McIlroy, Donald and Watson miss cut at US Open
The record-setting U.S. Open winner. The Masters champion. The
top-ranked player in the world.
Gone. Gone. Gone.
The Olympic Club clobbered Rory McIlroy, Bubba Watson and Luke
Donald in two rounds at the U.S. Open, sending some of the most
prominent players on the planet home before the weekend. All three
missed the cut, looking more like amateurs at a local course than
professionals in a major championship.
”Disappointed,” said McIlroy, the second-ranked player who
finished at 268 last year at Congressional to break the 72-hole
record by four shots. ”It wasn’t the way I wanted to play.”
Not even close.
World No. 1 Luke Donald finished at 11-over par, McIlroy 10 over
and Watson 9 over. While 65 players were good enough to hang around
at 8 over or better, the three stars were among 91 others not quite
ready for ”golf’s toughest test.”
So long, San Francisco.
”I felt a little uncomfortable,” Donald said. ”I felt I
wasn’t compressing the ball like I should have been. I didn’t have
quite the full control. In previous years, I probably would have
panicked a little bit. But I tried to go out and just kind of trust
it and even in the practice days I wasn’t quite comfortable.”
Feeling uneasy is exactly what organizers wanted.
That, and a smaller field on the weekend.
The USGA decided this year to eliminate the 10-shot rule in
which players within 10 strokes of the lead make the cut. Starting
at this year’s championship, the cut was the top 60 and ties.
USGA executive director Mike Davis said the idea behind the new
rule was to limit the number of players making the cut – 108 did so
Oakland Hills in 1996 – and prevent slow play that could force a
two-tee start in threesomes.
The flip side was 1993, when Ernie Els made the cut because of
the 10-shot rule. He closed with 68-67 on the weekend to tie for
seventh, which made him exempt for qualifying the following year.
Els won that next year at Oakmont for the first of his three
Watson, 2010 British Open champion Louis Oosthuizen and Dustin
Johnson were among the notables who would’ve been spared this year.
So would’ve Casey Martin and his cart, too.
”I haven’t really looked at the leaderboard,” said Phil
Mickelson, whose second-round 71 put him at 7 over and safe. ”I’ve
been more on the cut line.”
Donald came to the U.S. Open with six wins in the past 18
months, more than any other player. Last year, the 34-year-old
Englishman pulled off an unprecedented feat by topping the money
lists on both the PGA and European tours.
Now he’ll probably miss the weekend for the third time in nine
U.S. Open starts.
Donald followed his birdie-free 79 – which even 14-year-old
qualifier Andy Zhang matched Thursday – with a less erratic second

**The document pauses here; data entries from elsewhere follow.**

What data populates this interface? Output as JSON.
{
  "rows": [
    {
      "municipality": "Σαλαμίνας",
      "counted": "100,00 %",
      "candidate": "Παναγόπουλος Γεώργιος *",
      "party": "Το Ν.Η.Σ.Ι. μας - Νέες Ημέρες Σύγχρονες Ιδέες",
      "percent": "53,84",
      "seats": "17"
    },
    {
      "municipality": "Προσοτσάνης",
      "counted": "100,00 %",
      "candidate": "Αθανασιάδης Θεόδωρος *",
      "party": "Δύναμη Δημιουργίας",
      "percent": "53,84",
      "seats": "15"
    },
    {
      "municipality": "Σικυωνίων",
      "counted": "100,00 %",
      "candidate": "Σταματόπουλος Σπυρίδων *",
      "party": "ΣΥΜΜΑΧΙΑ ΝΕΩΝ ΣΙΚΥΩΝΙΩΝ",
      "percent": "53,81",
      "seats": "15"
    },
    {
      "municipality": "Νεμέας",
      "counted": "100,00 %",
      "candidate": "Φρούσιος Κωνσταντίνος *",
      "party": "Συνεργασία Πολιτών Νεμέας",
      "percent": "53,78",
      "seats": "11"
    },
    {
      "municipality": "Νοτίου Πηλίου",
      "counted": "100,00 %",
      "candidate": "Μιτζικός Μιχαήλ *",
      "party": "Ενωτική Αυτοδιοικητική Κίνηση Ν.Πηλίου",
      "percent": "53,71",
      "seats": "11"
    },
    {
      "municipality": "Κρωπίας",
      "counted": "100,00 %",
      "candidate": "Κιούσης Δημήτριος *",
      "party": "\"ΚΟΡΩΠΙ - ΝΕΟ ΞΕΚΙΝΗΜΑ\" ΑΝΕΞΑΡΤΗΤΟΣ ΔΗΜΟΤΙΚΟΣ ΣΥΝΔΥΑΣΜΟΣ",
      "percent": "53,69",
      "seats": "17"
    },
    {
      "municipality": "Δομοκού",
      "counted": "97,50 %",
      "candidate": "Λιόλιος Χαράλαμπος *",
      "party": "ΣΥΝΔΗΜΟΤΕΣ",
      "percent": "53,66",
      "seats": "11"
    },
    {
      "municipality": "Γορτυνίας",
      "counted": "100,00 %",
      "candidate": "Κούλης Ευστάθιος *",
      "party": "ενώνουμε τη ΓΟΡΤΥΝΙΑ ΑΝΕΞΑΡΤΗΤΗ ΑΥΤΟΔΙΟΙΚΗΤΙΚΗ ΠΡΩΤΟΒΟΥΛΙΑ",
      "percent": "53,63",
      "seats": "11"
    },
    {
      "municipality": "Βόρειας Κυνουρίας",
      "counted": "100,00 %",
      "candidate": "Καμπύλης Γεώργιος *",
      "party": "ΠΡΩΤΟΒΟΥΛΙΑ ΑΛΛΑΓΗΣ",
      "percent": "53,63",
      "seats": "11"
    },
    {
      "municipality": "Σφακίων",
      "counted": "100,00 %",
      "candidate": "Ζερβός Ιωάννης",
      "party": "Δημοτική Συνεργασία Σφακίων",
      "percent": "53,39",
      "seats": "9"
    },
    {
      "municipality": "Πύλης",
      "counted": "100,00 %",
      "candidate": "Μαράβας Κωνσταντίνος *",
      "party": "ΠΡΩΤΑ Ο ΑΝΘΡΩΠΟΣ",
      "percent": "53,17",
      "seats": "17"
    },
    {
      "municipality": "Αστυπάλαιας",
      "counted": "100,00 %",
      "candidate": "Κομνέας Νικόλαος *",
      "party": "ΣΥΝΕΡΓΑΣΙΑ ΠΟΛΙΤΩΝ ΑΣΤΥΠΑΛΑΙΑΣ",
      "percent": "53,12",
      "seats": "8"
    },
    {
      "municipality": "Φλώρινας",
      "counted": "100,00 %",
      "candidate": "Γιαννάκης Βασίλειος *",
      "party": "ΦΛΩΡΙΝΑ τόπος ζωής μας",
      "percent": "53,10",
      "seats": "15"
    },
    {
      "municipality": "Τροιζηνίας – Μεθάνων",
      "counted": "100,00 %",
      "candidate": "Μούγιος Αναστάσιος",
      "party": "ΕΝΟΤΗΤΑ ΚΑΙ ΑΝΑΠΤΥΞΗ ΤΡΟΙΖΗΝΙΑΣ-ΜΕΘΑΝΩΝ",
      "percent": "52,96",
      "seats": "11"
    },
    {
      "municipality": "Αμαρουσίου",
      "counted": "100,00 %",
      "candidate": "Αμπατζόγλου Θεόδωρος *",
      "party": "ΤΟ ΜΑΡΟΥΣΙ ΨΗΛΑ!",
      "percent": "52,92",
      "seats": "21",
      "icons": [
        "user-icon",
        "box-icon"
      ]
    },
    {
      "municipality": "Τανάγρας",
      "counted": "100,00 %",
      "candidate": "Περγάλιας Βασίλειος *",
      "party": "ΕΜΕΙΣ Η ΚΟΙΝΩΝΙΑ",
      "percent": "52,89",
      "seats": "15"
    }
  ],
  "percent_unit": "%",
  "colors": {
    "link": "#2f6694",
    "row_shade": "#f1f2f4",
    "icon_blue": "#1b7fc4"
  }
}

round. He had five bogeys and three birdies to card a 72, coming up
empty in yet another major.
”That’s the one part of my golfing resume in the last few
years, especially, that I need to continually address and
continually improve,” Donald said. ”I want to win one more than
any of you guys know.”
At least one person didn’t care.
Donald was made a Member of the Order of the British Empire in
the Queen Elizabeth II’s birthday honors list released Saturday for
spending almost a year at the top of golf’s world ranking.
”Not sure the Queen will be watching,” Donald joked earlier
this week in response to a curious British reporter’s question.
”But who knows?”
Her Majesty won’t have the chance.
The fast and fickle fairways some of the game’s top players
hacking out of rough and digging into sand for shots. Others
searched for balls in the colossal cypress trees or pushed putts
all over the rock-hard greens. Some did all of them.
The only thing more startling than the top-ranked player’s early
exit was last year’s champion.
McIlroy mixed five bogeys – including one on his final hole –
with a pair of birdies in the second round a day after he posted a
77. The 23-year-old from Northern Ireland shattered U.S. Open
records last June at rain-softened Congressional, finishing at 268
to break the 72-hole record by four shots, and his 16-under total
was four better than Woods’ mark at Pebble Beach in 2000.
What a pushover that course look like now.
”It’s just the course is so tough with the reverse cambers and
you hit it in the middle of the fairway sometimes it doesn’t hold
and you’re in the rough and when you hit it in the rough it makes
it difficult,’ McIlroy said about Olympic. ”They set it up like a
real classic U.S. Open.”
Follow Antonio Gonzalez at: www.twitter.com/agonzalezAP